Why is it that recycling so often feels like an obligation and not like fun? I've discovered that recycling is a lot more fun when it pays cash. I made a trip to a local scrap metal yard today and exchanged aluminum window trim and a leaky stainless steel tank for cold, hard cash. The line of pickups carrying scrap metal into the yard made it clear that quite a few folks already know about the profitable side of recycling.
Frankly, the garden and I need a rest. I love a full season of planting, watering, weeding and harvesting. And I love the end of that season just as much. We had our first hard freeze several days ago and I'm happy to look out on a mostly dormant garden. I did expand the cold frame and will be planting hardy greens (Arugula, Mustard Greens and Spinach) to go with the Kale and Chard that have survived the freeze without complaint. I still need to mulch a few beds and will be turning the compost one last time this season.
I've finished many efficiency-oriented, DIY projects around our house. Some projects, like insulation, are nearly invisible and some are quite simple, like weather stripping. But few are as subtle, yet a regular part of our daily lives as this one. I've just installed a dual-flush conversion kit into the most frequently used toilet in our home. It's not something we're likely to show off to the neighbors, but it will help reduce our household water use.
Once again this summer I looked into the garden and saw new flowers on plant that hadn't bloomed before. Despite the ongoing drought the Fernbush (Chamaebatiaria millefolium) that we planted a few years ago decided to blossom. Scores of small, white, rose-like flowers with yellow centers popped up between the lacy foliage. Here is one more native plant that has thrived in our arid Southwestern climate with little to no attention.
There is something about the Southwestern landscape that inspires people. Whether it's the mountains and deserts, the distant horizon, or the technicolor sunsets I don't know. But, something about this place sparks people's imagination. Case in point - Aldo Leopold. Something happened while Leopold was in Arizona and New Mexico that drove him to write A Sand County Almanac and to think about conservation in a new way.
Adobe bricks are a traditional building material in the Southwest. Made with water, sand, clay and straw, adobe is simple to produce, has good thermal mass and is appropriate for arid climates. Unfortunately, building with adobe is very labor-intensive which has made this dirt-simple material quite expensive to use. Now there is a modern alternative to adobe that retains its earthen qualities at a much lower price - Compressed Earth Block.

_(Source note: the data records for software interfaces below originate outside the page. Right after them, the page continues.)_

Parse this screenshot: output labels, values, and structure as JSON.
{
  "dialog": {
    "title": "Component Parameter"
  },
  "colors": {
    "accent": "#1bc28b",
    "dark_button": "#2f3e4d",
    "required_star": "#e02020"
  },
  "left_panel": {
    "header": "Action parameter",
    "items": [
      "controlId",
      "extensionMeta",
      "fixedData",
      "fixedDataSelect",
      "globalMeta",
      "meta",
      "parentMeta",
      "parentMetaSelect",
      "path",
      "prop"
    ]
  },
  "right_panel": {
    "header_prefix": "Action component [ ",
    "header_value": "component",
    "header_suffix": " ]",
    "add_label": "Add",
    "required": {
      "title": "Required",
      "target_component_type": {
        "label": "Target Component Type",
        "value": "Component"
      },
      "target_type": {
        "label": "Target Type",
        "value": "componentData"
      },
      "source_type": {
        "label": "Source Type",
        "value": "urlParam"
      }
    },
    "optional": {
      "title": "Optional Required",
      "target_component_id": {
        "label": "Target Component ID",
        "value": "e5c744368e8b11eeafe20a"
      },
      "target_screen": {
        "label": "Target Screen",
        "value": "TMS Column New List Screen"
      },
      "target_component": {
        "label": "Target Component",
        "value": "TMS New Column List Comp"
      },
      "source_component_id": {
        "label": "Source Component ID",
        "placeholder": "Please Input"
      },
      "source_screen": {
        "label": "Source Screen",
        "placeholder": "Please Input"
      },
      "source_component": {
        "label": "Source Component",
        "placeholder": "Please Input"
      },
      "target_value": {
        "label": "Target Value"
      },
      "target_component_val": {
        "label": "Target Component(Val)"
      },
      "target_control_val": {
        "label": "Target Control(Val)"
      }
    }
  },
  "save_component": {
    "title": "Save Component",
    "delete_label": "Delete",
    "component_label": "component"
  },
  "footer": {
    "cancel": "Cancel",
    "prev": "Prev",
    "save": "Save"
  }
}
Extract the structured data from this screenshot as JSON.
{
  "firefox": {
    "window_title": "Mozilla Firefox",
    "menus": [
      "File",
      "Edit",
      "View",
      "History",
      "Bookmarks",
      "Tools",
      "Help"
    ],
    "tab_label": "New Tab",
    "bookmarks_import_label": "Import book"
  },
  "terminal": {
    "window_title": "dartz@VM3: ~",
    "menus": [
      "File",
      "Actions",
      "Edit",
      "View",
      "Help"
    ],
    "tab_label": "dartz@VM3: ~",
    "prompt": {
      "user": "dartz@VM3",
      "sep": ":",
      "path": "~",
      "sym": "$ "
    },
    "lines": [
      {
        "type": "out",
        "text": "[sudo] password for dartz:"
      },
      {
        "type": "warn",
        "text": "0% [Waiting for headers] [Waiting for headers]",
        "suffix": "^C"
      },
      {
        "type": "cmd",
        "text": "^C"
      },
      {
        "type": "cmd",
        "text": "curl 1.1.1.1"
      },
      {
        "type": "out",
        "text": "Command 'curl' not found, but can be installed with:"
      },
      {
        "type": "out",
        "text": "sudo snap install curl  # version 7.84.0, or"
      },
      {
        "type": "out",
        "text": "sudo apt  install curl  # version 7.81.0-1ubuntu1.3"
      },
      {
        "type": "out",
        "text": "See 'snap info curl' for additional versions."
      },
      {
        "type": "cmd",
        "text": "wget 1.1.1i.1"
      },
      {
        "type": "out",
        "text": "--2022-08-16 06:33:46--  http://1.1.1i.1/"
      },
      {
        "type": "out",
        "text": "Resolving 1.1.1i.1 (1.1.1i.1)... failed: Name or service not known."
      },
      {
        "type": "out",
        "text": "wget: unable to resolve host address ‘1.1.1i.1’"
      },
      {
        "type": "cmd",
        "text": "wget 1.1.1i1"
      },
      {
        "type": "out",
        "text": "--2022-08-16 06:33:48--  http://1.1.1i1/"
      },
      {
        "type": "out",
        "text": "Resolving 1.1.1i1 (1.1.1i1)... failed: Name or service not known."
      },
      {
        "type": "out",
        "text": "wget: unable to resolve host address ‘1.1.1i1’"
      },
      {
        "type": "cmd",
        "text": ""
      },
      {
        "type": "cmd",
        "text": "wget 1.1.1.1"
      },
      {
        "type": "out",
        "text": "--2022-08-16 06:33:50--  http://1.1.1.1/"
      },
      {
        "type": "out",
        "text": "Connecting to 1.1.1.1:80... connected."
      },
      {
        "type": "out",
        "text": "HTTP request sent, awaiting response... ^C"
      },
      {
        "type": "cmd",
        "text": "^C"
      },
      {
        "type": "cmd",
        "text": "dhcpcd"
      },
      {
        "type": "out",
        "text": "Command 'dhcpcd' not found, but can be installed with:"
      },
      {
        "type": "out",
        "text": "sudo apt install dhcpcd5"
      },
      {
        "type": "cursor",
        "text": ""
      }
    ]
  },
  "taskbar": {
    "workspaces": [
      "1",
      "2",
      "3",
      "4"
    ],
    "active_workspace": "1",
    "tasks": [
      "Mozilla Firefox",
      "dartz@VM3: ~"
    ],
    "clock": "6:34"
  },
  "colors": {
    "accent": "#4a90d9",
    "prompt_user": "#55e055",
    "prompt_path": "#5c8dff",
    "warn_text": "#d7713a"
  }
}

The longer I garden the more I appreciate tough plants. Between the hot, dry summers and cold winters finding plants that can flourish in Santa Fe is tough. Butterfly Weed (Asclepias tuberosa) is another tough native (across much of the U.S.) perennial that has thrived in our garden. This example has grown slowly but steadily since it was planted a few years ago. I have another seed packet that I'll plant later this fall to provide more orange blooms for color in the garden and food for the pollinators.
It's been a fruitful year! This amazing feat requires some magical combination of weather, timing, pollination, and possibly prayer. I've seen apricots all over town and also pears, apples, plums, and cherries. I'm hoping to gather some apples for sauce soon. The kitchen is in high gear in years like this.
The apricots were a bonanza and their beautiful goldenness showed up in many of our kitchen productions. Here's what I made:
As much as I love the herbs and native flowers in our garden I love the food we grow even more. This season we planted four Shishito Chile Pepper starts from a local nursery and they have been bearing quite well so far. We've harvested a few dozen peppers and have several more dozen peppers almost ready to pick. Shishito peppers are quite mild and with a little pan searing and salt make a great appetizer.